- [Data shown]:
━━━

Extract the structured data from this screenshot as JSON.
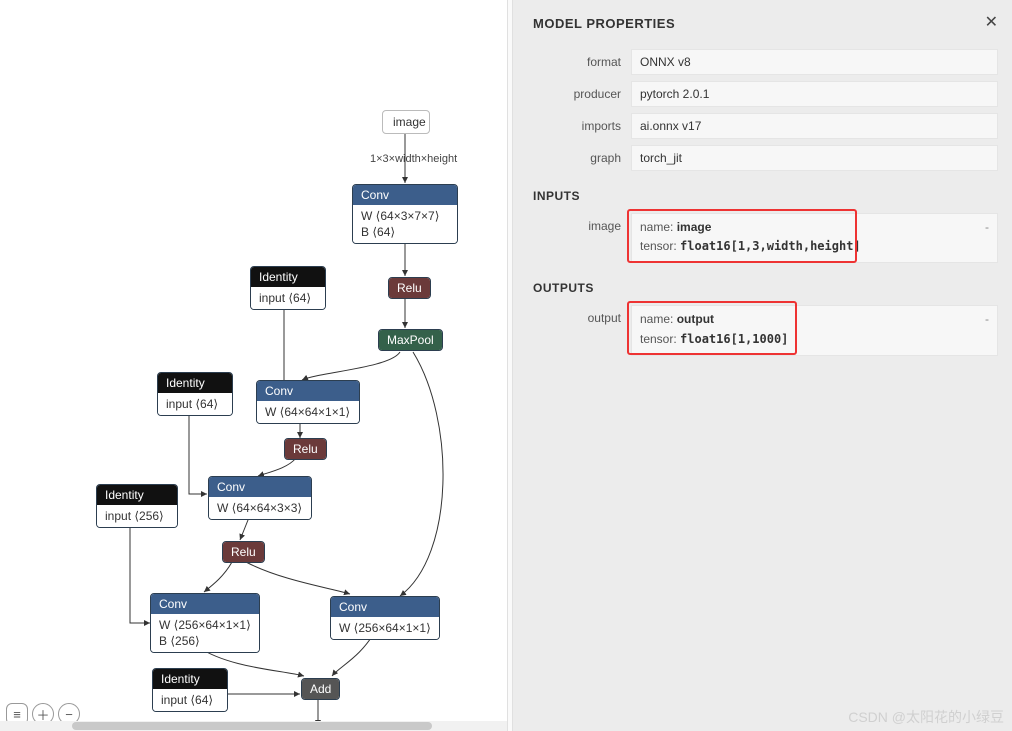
{
  "graph": {
    "input_node_label": "image",
    "input_edge_label": "1×3×width×height",
    "nodes": {
      "conv1": {
        "title": "Conv",
        "W": "W ⟨64×3×7×7⟩",
        "B": "B ⟨64⟩"
      },
      "relu1": {
        "title": "Relu"
      },
      "maxpool": {
        "title": "MaxPool"
      },
      "id1": {
        "title": "Identity",
        "body": "input ⟨64⟩"
      },
      "conv2": {
        "title": "Conv",
        "W": "W ⟨64×64×1×1⟩"
      },
      "id2": {
        "title": "Identity",
        "body": "input ⟨64⟩"
      },
      "relu2": {
        "title": "Relu"
      },
      "conv3": {
        "title": "Conv",
        "W": "W ⟨64×64×3×3⟩"
      },
      "id3": {
        "title": "Identity",
        "body": "input ⟨256⟩"
      },
      "relu3": {
        "title": "Relu"
      },
      "conv4": {
        "title": "Conv",
        "W": "W ⟨256×64×1×1⟩",
        "B": "B ⟨256⟩"
      },
      "conv5": {
        "title": "Conv",
        "W": "W ⟨256×64×1×1⟩"
      },
      "id4": {
        "title": "Identity",
        "body": "input ⟨64⟩"
      },
      "add": {
        "title": "Add"
      }
    }
  },
  "toolbar": {
    "menu_title": "menu",
    "zoom_in_title": "zoom in",
    "zoom_out_title": "zoom out"
  },
  "watermark": "CSDN @太阳花的小绿豆",
  "props": {
    "title": "MODEL PROPERTIES",
    "fields": {
      "format_label": "format",
      "format_value": "ONNX v8",
      "producer_label": "producer",
      "producer_value": "pytorch 2.0.1",
      "imports_label": "imports",
      "imports_value": "ai.onnx v17",
      "graph_label": "graph",
      "graph_value": "torch_jit"
    },
    "inputs_header": "INPUTS",
    "inputs": {
      "image_label": "image",
      "image_name_key": "name:",
      "image_name_val": "image",
      "image_tensor_key": "tensor:",
      "image_tensor_val": "float16[1,3,width,height]"
    },
    "outputs_header": "OUTPUTS",
    "outputs": {
      "output_label": "output",
      "output_name_key": "name:",
      "output_name_val": "output",
      "output_tensor_key": "tensor:",
      "output_tensor_val": "float16[1,1000]"
    }
  }
}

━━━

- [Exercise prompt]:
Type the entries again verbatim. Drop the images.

- [Response to this exercise]:
Extract the structured data from this screenshot as JSON.
{
  "graph": {
    "input_node_label": "image",
    "input_edge_label": "1×3×width×height",
    "nodes": {
      "conv1": {
        "title": "Conv",
        "W": "W ⟨64×3×7×7⟩",
        "B": "B ⟨64⟩"
      },
      "relu1": {
        "title": "Relu"
      },
      "maxpool": {
        "title": "MaxPool"
      },
      "id1": {
        "title": "Identity",
        "body": "input ⟨64⟩"
      },
      "conv2": {
        "title": "Conv",
        "W": "W ⟨64×64×1×1⟩"
      },
      "id2": {
        "title": "Identity",
        "body": "input ⟨64⟩"
      },
      "relu2": {
        "title": "Relu"
      },
      "conv3": {
        "title": "Conv",
        "W": "W ⟨64×64×3×3⟩"
      },
      "id3": {
        "title": "Identity",
        "body": "input ⟨256⟩"
      },
      "relu3": {
        "title": "Relu"
      },
      "conv4": {
        "title": "Conv",
        "W": "W ⟨256×64×1×1⟩",
        "B": "B ⟨256⟩"
      },
      "conv5": {
        "title": "Conv",
        "W": "W ⟨256×64×1×1⟩"
      },
      "id4": {
        "title": "Identity",
        "body": "input ⟨64⟩"
      },
      "add": {
        "title": "Add"
      }
    }
  },
  "toolbar": {
    "menu_title": "menu",
    "zoom_in_title": "zoom in",
    "zoom_out_title": "zoom out"
  },
  "watermark": "CSDN @太阳花的小绿豆",
  "props": {
    "title": "MODEL PROPERTIES",
    "fields": {
      "format_label": "format",
      "format_value": "ONNX v8",
      "producer_label": "producer",
      "producer_value": "pytorch 2.0.1",
      "imports_label": "imports",
      "imports_value": "ai.onnx v17",
      "graph_label": "graph",
      "graph_value": "torch_jit"
    },
    "inputs_header": "INPUTS",
    "inputs": {
      "image_label": "image",
      "image_name_key": "name:",
      "image_name_val": "image",
      "image_tensor_key": "tensor:",
      "image_tensor_val": "float16[1,3,width,height]"
    },
    "outputs_header": "OUTPUTS",
    "outputs": {
      "output_label": "output",
      "output_name_key": "name:",
      "output_name_val": "output",
      "output_tensor_key": "tensor:",
      "output_tensor_val": "float16[1,1000]"
    }
  }
}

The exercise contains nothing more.